Courses subject to change, speak to an advisor if you have questions.
**Plus 90 credits of Lower-Division Requirements.

Teaching is a challenging yet highly rewarding career. If you’re passionate about working with youth and making a difference, a Bachelor of Arts in Education from CityU of Seattle will set you on that path.

This bachelor’s program will prepare you for a variety of roles in the education field, including:

  • Special education teacher
  • Guidance counselor
  • K-12 teacher
  • Single-subject math, reading, or ELL teacher

Networking Opportunities

At CityU, you’ll have the opportunity to expand your professional network by connecting with faculty working in your field, students from around the globe, and alumni employed at Seattle’s top companies. Plus, you’ll be part of a supportive community that’s dedicated to helping you reach your career goals.

Tuition Cost

Learn more about tuition and fees for our undergraduate, graduate, and doctoral programs.

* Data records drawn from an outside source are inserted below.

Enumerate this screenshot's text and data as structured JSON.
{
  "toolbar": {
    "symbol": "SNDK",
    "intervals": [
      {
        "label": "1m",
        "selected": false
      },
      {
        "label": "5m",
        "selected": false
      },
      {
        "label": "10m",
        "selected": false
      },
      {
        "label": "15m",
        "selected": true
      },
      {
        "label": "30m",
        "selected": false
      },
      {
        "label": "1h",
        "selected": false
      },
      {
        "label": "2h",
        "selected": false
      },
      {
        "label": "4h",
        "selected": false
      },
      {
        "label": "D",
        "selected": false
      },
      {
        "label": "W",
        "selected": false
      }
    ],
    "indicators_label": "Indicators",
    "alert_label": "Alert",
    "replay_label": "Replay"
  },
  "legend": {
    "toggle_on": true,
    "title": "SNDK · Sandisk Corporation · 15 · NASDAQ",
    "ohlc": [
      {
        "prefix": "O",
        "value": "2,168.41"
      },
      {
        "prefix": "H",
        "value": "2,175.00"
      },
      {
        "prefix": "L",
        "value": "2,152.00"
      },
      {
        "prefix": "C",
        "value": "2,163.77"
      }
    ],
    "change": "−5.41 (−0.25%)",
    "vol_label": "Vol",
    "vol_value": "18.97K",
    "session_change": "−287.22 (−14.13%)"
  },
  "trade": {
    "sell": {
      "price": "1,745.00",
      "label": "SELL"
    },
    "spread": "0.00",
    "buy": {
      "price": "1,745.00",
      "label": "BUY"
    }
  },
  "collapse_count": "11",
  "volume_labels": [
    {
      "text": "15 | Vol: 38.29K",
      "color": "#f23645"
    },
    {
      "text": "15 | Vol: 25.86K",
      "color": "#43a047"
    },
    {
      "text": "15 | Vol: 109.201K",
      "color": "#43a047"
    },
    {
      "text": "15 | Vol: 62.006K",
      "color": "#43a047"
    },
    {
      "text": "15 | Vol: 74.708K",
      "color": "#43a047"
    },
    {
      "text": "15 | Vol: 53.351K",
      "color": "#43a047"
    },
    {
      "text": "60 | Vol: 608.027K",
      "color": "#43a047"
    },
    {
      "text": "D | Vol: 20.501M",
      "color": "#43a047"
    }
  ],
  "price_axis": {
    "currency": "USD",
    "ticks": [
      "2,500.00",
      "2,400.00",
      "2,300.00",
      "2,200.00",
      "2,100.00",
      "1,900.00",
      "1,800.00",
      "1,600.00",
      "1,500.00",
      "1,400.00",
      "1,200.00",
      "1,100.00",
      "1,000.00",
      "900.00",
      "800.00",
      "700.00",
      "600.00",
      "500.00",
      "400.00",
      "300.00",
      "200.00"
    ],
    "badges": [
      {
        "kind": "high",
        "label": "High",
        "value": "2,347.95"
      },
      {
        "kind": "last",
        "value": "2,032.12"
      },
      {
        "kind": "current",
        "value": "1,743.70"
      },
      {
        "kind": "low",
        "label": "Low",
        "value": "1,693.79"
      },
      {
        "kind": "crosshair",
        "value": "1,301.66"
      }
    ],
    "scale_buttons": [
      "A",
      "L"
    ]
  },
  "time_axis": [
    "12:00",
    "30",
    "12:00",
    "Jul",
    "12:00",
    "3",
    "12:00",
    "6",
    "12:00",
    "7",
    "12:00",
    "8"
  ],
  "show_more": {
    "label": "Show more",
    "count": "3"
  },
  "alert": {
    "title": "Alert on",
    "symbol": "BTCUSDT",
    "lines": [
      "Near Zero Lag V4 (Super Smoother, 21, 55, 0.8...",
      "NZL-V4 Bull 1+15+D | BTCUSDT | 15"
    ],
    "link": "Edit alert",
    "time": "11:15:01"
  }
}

Financial Aid Opportunities

At CityU, we’re committed to helping students achieve their academic goals no matter their economic situations. Our financial aid counselors are here to find the resources you need to pay for your education, including grants, loans, work study, and scholarships.

Learn more about financial aid opportunities at CityU, or contact our Financial Aid Team at 800.426.5596, 206.239.4540, or finaid@cityu.edu.

Military Tuition Benefits

As a Yellow Ribbon school, CityU is proud to serve those who have served in the military. We offer military tuition discounts for active-duty servicemembers and their spouses and accept military benefits such as the Post 9/11 GI Bill® and Tuition Assistance.

Learn more about military tuition benefits, VA benefits, and military partnership programs designed to help you reach your military and career goals.

REQUEST INFORMATION